Goal of the exercise>
In the entries below, count every line with the string "http". State the count and nothing else.

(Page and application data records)
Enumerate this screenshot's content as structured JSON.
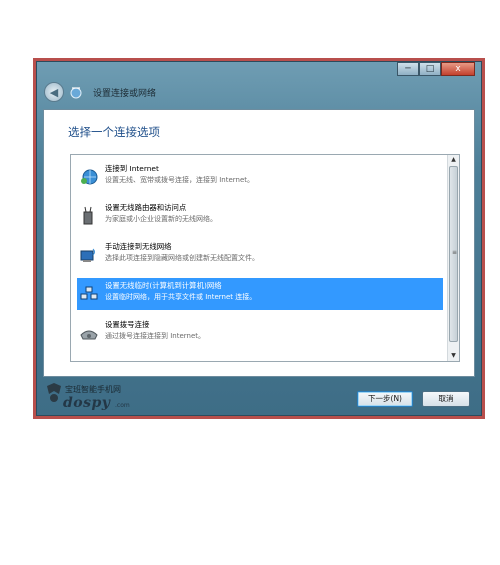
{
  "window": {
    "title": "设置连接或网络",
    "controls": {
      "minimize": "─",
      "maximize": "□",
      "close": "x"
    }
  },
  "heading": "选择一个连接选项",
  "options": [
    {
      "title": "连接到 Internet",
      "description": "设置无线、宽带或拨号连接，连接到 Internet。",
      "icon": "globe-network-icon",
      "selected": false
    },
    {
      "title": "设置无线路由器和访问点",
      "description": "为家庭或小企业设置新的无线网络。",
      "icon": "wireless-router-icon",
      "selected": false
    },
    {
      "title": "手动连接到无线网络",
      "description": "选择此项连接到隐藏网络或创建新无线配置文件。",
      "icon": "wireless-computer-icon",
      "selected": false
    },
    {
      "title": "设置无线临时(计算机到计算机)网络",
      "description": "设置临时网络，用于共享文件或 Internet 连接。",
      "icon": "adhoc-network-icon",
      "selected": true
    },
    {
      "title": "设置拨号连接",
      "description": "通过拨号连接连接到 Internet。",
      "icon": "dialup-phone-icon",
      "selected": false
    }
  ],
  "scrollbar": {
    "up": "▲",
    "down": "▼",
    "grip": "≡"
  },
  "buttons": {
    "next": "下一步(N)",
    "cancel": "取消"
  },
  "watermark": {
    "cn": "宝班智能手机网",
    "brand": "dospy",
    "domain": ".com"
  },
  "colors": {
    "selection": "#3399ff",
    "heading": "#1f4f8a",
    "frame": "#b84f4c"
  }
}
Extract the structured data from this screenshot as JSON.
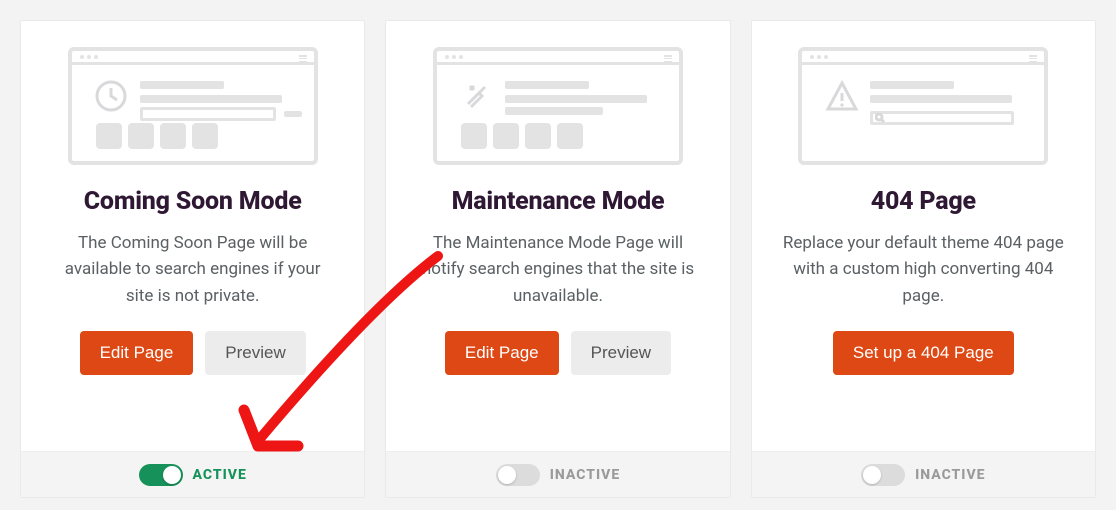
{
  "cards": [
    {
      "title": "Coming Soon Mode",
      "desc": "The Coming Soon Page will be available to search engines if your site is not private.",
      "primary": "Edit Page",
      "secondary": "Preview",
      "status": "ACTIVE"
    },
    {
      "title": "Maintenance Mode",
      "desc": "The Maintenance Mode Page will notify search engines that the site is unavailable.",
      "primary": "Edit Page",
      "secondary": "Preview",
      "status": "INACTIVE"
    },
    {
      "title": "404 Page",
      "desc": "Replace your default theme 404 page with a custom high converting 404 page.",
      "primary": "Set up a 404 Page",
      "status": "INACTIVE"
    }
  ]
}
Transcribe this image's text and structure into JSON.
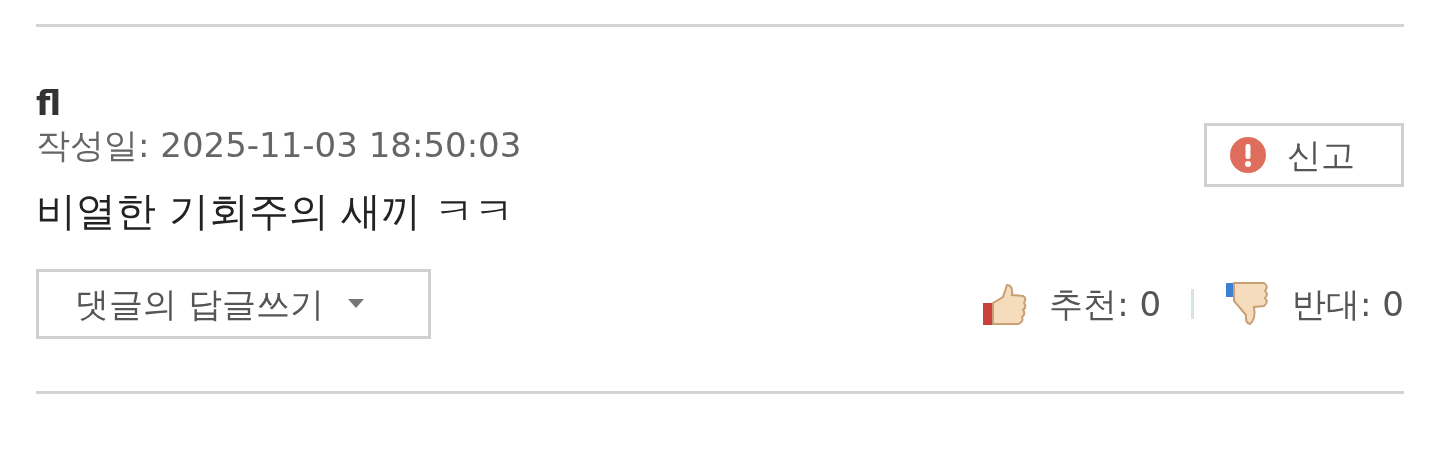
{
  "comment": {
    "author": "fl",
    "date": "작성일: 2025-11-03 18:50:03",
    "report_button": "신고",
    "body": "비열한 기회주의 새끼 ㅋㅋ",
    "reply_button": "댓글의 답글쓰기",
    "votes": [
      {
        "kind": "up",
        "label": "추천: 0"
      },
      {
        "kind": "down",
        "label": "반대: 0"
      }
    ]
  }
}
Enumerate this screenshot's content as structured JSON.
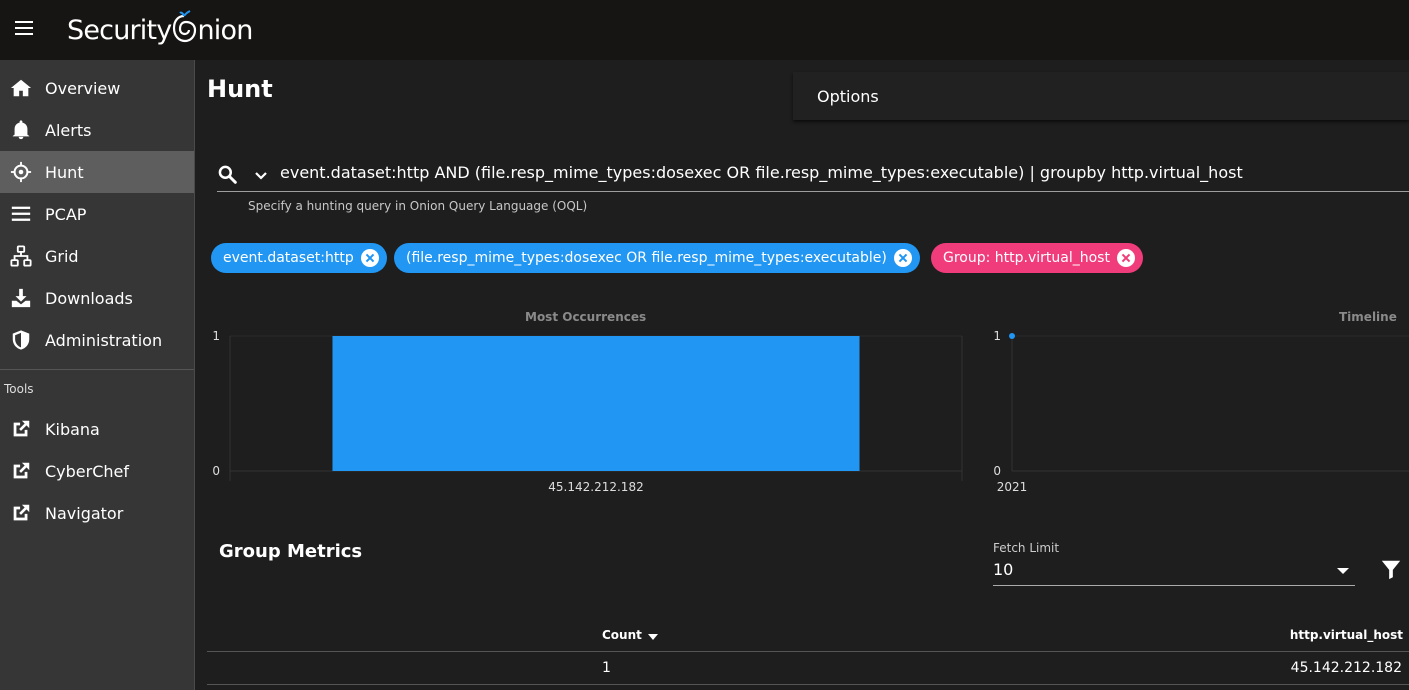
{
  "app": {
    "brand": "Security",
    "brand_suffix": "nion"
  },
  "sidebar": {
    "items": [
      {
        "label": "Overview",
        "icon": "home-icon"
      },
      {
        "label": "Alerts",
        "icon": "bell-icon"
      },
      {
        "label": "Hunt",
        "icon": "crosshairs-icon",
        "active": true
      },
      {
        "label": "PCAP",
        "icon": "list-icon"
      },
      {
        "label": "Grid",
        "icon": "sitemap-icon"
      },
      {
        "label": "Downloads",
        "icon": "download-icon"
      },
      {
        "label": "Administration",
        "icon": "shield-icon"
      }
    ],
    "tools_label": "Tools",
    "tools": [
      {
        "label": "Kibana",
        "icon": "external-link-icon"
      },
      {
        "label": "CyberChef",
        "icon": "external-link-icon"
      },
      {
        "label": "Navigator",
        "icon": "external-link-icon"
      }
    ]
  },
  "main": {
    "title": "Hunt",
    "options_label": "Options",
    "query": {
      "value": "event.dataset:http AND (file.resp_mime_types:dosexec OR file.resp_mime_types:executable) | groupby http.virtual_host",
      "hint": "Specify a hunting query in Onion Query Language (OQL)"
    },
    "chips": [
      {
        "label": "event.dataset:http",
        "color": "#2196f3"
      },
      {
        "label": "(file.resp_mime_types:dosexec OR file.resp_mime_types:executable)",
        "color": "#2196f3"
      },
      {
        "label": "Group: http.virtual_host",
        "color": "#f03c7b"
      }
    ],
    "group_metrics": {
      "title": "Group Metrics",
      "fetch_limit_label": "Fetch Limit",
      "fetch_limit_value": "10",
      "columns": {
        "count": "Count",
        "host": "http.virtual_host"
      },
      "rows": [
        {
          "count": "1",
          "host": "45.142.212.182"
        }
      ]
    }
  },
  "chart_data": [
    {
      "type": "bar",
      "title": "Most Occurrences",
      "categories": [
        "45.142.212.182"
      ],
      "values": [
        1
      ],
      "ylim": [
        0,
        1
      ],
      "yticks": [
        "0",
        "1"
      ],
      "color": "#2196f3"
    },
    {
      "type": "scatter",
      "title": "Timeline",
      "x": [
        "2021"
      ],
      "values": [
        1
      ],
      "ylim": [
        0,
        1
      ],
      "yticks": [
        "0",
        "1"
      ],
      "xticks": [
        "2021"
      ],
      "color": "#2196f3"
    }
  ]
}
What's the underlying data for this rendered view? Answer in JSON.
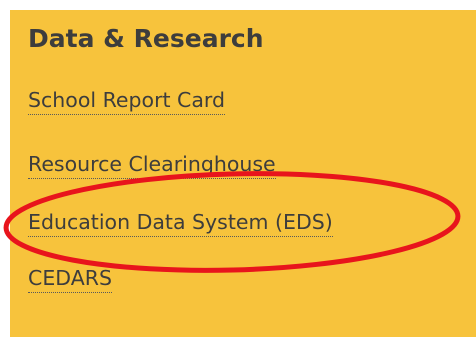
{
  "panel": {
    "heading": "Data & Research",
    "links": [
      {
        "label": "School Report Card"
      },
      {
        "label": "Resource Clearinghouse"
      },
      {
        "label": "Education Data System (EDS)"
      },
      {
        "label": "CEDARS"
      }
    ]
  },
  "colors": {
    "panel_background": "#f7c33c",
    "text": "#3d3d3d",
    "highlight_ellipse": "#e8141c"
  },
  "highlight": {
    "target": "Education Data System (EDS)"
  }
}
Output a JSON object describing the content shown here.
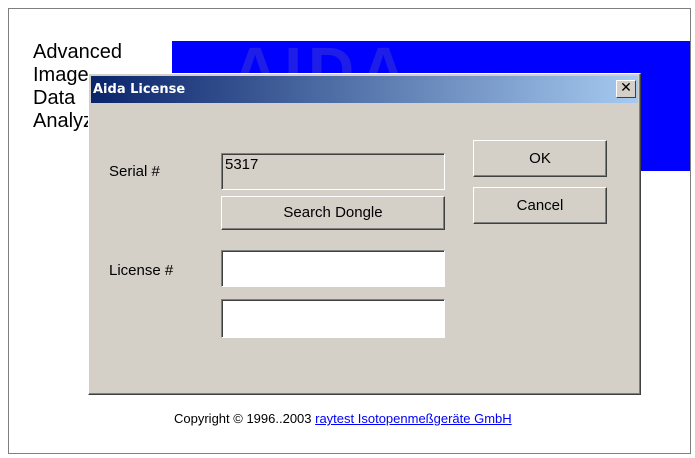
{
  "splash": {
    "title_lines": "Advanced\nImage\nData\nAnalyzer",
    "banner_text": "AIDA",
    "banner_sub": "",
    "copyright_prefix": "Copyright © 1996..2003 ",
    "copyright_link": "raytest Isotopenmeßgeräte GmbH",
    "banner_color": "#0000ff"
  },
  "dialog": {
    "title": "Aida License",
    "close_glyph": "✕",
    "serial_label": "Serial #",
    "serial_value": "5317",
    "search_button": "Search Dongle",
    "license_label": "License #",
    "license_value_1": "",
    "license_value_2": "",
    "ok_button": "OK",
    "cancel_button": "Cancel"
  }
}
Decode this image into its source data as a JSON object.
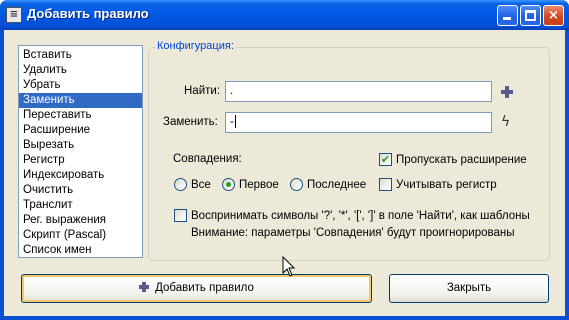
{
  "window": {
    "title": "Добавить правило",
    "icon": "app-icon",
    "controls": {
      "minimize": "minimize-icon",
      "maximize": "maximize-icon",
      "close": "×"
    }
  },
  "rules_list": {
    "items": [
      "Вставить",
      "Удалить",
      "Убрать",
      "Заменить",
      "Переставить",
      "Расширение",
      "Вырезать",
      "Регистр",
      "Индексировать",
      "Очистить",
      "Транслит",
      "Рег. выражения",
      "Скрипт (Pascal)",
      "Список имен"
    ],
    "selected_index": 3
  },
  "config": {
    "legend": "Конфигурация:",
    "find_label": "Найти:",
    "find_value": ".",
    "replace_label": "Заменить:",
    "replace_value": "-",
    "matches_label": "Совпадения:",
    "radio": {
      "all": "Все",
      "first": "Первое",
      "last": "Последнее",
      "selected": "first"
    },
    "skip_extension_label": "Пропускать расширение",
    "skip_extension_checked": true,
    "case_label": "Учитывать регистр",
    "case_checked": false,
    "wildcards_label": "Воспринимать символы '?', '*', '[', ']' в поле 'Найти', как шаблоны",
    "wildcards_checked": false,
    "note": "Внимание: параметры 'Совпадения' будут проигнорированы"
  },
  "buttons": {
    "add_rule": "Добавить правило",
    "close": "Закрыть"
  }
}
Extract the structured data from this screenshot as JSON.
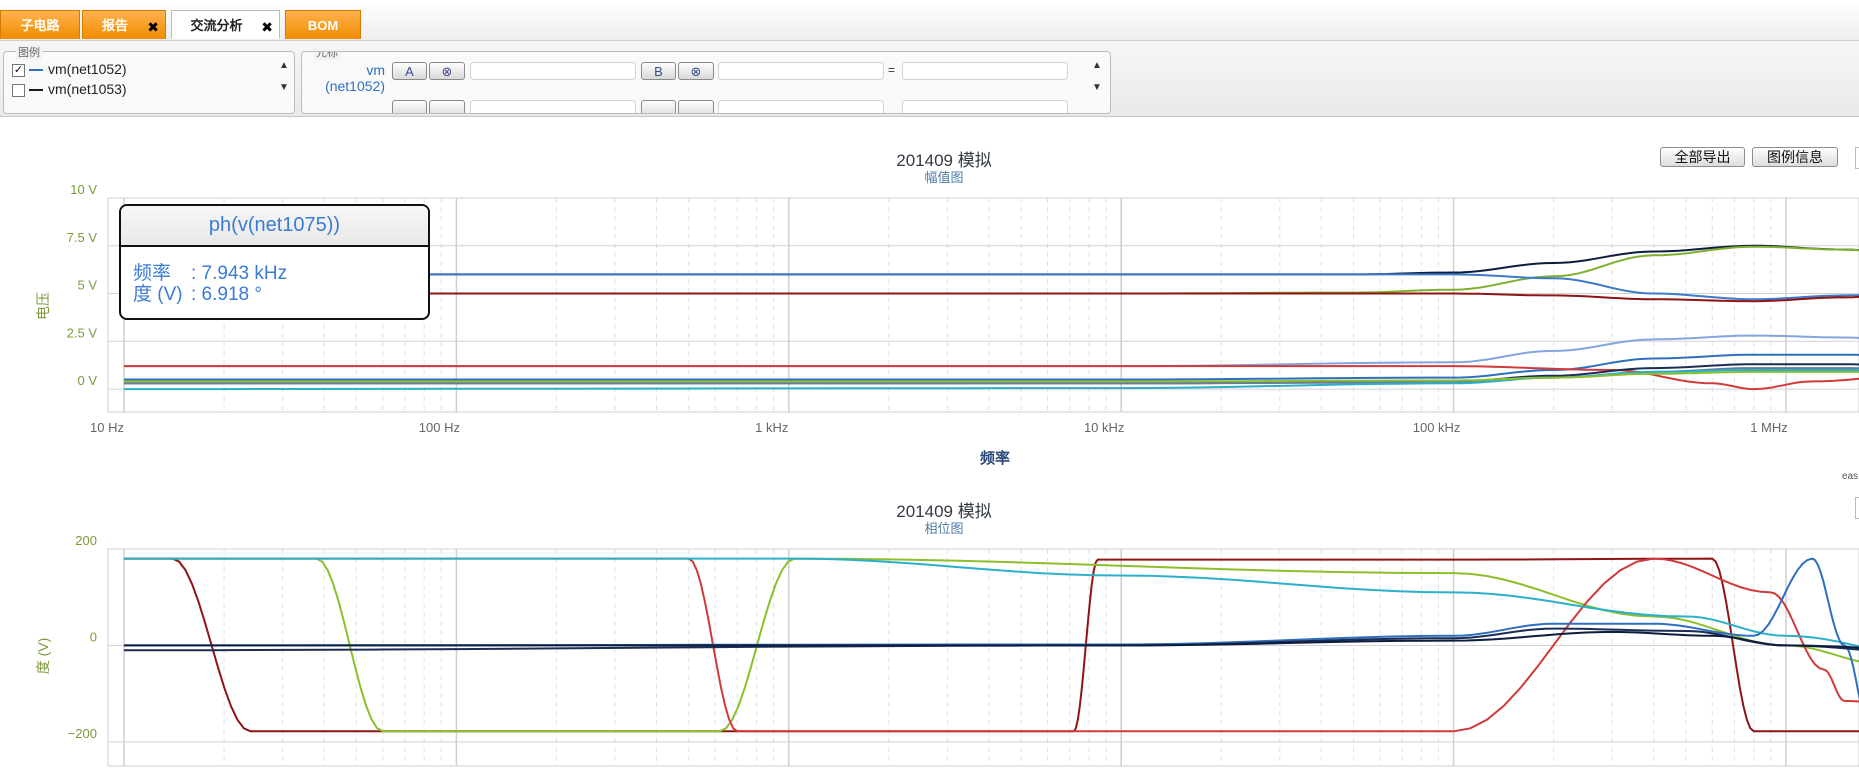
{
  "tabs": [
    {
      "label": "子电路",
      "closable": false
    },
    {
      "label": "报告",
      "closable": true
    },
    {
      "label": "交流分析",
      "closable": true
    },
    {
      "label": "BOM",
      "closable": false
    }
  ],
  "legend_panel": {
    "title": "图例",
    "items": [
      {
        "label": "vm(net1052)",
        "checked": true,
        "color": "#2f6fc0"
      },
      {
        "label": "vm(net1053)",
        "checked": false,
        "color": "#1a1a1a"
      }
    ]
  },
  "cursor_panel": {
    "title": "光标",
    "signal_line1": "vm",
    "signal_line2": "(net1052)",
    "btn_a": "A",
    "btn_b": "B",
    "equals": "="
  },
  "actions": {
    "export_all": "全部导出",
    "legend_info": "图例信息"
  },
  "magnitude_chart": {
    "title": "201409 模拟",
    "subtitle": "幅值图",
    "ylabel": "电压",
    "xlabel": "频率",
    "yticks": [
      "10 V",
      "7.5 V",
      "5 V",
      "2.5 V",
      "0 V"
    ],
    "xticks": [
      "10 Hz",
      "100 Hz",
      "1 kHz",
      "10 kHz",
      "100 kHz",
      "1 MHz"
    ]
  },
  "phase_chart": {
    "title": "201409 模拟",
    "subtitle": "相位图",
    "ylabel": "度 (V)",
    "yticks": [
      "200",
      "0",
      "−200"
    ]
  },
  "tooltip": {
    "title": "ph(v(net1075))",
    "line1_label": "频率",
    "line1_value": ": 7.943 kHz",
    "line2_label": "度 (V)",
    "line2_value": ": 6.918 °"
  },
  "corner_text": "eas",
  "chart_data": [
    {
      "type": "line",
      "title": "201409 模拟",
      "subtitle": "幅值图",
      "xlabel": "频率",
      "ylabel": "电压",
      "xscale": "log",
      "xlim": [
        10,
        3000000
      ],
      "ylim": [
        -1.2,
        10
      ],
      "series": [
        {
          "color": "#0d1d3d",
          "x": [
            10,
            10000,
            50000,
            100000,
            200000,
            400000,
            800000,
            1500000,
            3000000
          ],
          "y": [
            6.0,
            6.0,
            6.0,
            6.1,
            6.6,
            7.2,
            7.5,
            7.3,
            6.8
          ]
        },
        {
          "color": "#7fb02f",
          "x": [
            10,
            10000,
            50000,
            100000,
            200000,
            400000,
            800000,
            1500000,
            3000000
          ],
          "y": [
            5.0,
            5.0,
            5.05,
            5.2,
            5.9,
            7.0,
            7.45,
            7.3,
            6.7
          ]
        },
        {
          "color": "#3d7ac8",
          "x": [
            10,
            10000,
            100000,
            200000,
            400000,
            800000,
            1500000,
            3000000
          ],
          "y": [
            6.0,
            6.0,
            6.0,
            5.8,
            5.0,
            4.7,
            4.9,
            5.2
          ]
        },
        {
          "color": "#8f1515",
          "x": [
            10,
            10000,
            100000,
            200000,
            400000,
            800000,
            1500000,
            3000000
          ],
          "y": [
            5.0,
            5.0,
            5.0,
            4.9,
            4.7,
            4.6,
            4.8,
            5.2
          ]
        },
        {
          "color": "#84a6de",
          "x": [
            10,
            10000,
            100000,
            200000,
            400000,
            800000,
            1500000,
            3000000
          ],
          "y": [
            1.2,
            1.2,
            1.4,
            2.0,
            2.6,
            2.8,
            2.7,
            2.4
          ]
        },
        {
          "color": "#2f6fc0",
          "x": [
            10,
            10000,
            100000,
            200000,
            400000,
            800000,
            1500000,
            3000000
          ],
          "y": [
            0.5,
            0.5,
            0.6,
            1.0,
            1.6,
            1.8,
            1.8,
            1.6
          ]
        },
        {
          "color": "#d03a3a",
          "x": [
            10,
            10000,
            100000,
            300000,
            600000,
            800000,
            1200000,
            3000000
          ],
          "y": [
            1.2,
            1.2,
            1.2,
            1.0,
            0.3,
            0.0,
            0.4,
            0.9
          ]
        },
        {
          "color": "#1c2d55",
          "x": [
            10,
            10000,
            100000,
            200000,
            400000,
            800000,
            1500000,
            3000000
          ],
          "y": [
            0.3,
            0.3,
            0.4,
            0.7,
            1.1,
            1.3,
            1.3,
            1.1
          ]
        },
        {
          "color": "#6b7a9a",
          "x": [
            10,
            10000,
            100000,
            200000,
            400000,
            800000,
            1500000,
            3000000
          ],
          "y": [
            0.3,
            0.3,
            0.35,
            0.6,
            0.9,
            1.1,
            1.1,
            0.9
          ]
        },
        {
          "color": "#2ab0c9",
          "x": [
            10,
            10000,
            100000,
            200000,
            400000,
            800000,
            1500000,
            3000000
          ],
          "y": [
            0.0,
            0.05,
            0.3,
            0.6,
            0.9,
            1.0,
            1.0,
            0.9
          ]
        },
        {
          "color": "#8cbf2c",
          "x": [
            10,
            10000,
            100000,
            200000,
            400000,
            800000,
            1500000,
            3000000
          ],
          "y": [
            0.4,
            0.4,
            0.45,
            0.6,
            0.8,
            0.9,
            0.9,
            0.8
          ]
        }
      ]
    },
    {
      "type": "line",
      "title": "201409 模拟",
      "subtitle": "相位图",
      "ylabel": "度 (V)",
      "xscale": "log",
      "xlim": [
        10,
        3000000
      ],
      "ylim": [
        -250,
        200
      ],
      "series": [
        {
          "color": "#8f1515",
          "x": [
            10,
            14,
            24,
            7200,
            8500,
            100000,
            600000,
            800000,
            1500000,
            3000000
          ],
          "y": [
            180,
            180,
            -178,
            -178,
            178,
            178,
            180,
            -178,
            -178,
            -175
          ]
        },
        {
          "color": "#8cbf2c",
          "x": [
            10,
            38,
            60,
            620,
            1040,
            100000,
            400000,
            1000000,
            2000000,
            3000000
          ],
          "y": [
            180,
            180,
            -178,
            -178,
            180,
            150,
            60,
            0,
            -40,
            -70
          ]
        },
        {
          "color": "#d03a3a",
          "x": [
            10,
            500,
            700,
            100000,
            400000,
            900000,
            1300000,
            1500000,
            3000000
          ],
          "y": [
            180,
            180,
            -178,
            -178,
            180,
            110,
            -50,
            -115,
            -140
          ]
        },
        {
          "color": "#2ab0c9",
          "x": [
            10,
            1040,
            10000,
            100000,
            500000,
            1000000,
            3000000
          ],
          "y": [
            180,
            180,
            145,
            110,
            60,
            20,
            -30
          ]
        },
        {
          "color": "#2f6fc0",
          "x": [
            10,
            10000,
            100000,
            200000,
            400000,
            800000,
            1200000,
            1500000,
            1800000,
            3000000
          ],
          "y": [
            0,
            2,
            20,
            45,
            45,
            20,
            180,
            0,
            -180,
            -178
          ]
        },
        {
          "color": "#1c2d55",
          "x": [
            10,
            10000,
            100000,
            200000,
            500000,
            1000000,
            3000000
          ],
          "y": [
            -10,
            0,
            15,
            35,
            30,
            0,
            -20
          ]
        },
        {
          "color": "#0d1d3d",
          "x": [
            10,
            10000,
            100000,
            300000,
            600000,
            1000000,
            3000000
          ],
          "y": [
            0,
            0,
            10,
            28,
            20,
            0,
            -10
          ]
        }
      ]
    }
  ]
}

Answer section>
4